Saturday, January 12, 2008


An image of a work created in nature by artist Andy Goldsworthy. It's simply leaves surrounding a hole, but the effect is stunning.

Reading the Pigtown*Design blog this morning and there's a post about the World Beach Project. It encourages people to create a design on the beach and to upload images of their work to the website. The aim is to encourage man to leave his creative mark upon the earth.

It got me thinking about the work of British artist Andy Goldsworthy. He is an environmental artist, creating earthworks and installations, mostly around his farm in Scotland. Some works are ephemeral, like the one created above. As soon as a stiff wind blows, the leaves are gone.

Others are more enduring sculptures, like the stone wall that he created over a two-year period for the Storm King Art Center in New York. It's 2,278 feet long and winds among the trees.

There are several stone walls near my home in Baltimore that are similar to the ones that Goldsworthy built. Some of them date back to about 1840. Others have been created more recently by homeowners looking to emulate the stonework of those mill workers who settled this area 200 years ago and built their homes and fences out of ballast rock carried in ships from England.
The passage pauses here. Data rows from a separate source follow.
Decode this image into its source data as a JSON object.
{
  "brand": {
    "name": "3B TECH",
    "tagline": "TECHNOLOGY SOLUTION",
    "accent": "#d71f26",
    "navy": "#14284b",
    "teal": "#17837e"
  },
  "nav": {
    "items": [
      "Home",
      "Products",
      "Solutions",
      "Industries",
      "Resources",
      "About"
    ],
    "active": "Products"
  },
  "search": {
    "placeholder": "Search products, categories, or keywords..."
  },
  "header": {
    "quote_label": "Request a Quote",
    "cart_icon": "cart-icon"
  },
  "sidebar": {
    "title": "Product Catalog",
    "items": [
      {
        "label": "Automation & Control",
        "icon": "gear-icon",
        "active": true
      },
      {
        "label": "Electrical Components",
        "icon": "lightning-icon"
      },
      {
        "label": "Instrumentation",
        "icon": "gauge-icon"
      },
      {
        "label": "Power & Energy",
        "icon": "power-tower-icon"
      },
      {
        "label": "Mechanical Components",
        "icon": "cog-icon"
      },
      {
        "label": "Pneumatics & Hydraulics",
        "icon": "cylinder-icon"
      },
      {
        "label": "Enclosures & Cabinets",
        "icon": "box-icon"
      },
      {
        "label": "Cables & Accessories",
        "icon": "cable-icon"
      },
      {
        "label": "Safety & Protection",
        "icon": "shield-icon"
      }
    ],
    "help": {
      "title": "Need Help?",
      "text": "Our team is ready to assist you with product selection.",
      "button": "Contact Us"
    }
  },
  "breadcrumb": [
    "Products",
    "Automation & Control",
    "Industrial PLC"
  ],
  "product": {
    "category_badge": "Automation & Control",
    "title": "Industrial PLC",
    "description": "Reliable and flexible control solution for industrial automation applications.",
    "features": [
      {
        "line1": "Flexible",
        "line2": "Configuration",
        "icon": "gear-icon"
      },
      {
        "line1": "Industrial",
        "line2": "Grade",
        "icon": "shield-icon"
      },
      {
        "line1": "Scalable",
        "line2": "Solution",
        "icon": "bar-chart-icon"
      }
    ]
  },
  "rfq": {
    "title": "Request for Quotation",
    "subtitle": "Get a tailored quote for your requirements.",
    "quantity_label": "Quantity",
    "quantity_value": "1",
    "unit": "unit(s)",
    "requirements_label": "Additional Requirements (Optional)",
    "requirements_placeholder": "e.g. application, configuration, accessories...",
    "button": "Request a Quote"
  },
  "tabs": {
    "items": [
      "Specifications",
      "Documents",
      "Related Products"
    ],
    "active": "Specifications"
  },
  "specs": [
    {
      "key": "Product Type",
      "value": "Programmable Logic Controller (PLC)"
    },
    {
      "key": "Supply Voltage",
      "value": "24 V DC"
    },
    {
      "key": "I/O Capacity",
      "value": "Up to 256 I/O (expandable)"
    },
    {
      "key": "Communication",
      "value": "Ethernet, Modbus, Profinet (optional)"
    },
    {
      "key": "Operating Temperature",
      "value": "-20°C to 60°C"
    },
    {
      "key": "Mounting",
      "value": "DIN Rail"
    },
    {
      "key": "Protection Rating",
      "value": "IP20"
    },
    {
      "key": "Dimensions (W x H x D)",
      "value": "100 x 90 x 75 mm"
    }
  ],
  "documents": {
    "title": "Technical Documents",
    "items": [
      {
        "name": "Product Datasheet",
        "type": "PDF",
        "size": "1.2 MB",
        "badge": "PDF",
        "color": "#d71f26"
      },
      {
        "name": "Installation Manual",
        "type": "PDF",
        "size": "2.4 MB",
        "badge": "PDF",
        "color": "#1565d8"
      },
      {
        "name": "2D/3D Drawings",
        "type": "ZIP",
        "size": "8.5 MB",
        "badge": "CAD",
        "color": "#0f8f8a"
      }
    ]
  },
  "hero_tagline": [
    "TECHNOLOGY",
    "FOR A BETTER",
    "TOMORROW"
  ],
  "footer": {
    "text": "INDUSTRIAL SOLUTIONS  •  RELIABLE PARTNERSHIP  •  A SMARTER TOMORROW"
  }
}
There is something about a stone wall that people are drawn to. The walls that crisscross the New England countryside are actually disappearing, the victim of theft or of landowners selling the coveted rocks to others for decorative purposes.

In Ireland, on the island of Inishmore in the Bay of Galway, the landscape is like one giant Earthwork created over hundreds of years by the farming families who inhabit the place. They used stonewalls to distinguish property lines, and over time, as plots were divided among children, the island became a patchwork quilt of green pasture and gray rock. Here are pictures I took on the island in 2001.

Above: The coastline of Inishmore. In the far distance you can see the remnants of a stone wall built hundreds of years ago when a fort existed on high ground to keep a watch on the waters and to protect the Aran Islands from potential invaders.

Below: Farmland on the East side of the island. Keep an eye on the horse...